I am here to say that…folks…don’t listen to detractors that laugh-off your addiction to lip balm. It is an insidious addiction that is very hard to comprehend or appreciate unless you are a lip balm addict. I also want to add that I was addicted to Carmex (little white jar with the yellow lid) when I was in my early 20’s. I got off that when my first child was born because I wanted to kiss my newborn. Years later during a conversation, I learned that my mother-in-law’s sister (who was a nurse on the other side of the country) told me that she too once upon a time was addicted to Carmex. I thought I was alone with that problem. Somewhere on the web, I read that Carmex is called “Crack for the Lips.” It was made to dry up cold sores and has drying agents in it. Carmex was as hard to stop as Blistex Medicated Berry Balm.

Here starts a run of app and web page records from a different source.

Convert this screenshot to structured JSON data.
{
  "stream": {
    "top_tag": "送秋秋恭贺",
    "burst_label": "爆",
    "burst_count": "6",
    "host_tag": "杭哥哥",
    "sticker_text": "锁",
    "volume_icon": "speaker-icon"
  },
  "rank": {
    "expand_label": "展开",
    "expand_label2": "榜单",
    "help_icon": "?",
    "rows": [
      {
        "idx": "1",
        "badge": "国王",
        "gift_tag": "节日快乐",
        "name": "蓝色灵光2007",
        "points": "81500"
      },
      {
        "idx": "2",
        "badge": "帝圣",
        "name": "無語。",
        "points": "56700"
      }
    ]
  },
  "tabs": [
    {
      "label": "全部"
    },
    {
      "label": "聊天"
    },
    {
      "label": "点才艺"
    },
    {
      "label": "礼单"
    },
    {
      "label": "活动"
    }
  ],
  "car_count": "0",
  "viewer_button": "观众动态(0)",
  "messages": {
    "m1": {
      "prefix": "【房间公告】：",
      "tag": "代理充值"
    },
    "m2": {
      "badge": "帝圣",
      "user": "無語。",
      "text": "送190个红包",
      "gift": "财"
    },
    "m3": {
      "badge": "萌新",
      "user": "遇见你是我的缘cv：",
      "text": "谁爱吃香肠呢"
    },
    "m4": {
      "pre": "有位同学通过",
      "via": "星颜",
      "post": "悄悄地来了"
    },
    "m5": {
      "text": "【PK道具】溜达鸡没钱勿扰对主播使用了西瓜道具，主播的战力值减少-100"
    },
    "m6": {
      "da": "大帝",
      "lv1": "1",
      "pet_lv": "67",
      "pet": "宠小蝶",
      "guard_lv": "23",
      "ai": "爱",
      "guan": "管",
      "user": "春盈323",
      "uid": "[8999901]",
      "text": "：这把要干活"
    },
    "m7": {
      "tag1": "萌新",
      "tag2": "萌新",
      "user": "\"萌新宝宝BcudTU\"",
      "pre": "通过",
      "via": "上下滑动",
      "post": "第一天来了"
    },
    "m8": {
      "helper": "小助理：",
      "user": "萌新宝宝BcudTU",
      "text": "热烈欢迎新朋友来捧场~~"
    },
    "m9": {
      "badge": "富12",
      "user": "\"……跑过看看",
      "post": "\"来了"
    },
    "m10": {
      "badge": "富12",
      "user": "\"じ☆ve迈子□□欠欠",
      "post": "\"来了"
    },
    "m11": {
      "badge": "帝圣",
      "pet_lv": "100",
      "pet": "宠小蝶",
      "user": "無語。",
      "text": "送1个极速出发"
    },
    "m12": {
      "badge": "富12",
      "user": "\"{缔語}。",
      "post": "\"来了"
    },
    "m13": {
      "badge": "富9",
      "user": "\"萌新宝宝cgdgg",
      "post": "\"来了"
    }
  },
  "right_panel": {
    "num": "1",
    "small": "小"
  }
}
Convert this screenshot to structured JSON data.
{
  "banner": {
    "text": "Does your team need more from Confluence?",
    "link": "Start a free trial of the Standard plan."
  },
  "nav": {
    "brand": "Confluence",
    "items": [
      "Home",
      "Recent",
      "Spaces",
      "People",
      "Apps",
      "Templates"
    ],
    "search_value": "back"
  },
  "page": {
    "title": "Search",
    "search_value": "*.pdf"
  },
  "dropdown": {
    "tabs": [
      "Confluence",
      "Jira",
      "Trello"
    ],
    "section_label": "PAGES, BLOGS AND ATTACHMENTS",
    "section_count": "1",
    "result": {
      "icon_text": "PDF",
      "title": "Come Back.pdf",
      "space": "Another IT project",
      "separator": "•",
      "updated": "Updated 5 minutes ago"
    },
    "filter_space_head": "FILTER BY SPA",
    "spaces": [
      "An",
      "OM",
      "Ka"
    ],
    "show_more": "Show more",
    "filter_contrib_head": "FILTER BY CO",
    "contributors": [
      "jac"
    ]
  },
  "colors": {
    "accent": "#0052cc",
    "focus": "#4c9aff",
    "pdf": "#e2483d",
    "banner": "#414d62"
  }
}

If you are a lip balm addict, you can quit if you are ready to do so. I went years and years before I just got fed up with the routine. It will happen suddenly, and if you are reading this, you are searching for help. I think there is a market driven industry that loves if you continually use their product. I was shocked to read about the little girl that applied crayon to her lips at school when she realized she left her lip balm at home. Remember this mantra…if you don’t start, you don’t have to stop. If you are addicted, you are stronger than you know! Sign me…lip balm free! So long Blistex! All product into the trash where it belongs.
A fairly even-handed view of lip balm addiction has just been published by Modern Chic Magazine. Author Gabrielle Blue sums it up this way:
No company wants to be the first to admit their product is in any way harmful or addictive, and for all we know the lip balm industry is innocent. But as lip balm addicts continue to grow in numbers, develop support groups on Facebook and unite to kick the habit on sites such as Lip Balm Anonymous, itâ€™s getting harder to believe thereâ€™s no truth to their claims.
Blue also got some plum quotes, including one from Carma Labs, makers of Carmex.Â â€œWe are addictive,â€ says Mike Pietsch, vice-president of sales at Carma Labs.Â â€œWeâ€™re addictively good.â€ Â Talk about playing up the addictive legend for fun and profit! Â Meanwhile,Â Paula Begoun , author of â€œThe Original Beauty Bibleâ€ says of “medicated” balms such as Carmex, “â€˜Medicated,â€™ however, is at best a dubious term.”
Read more: three-part expose at Modern Chic Magazine, The Lip Balm Addiction.
My father was a carmex user, my boyfriend a blistex guy - I try to warn him that his natural lips will lose their ability to self moisturize, but he denies that.Any ideas what kind of profits these guys make?
Carmex is marketed both as a lip balm and primarily as a cold sore remedy. As such, Carmex and other “medicated” lip balms actually dry out your lips as a way to treat cold sores. So, your boyfriend is wrong.
In terms of profits, Carmex is a privately held company and does not release financial statements. Paul Woelbing, grandson of Carma Labs founder Albert Woelbing, says “We sell Carmex for the lowest price possible, which allows us to make a reasonable profit.” (answers.com).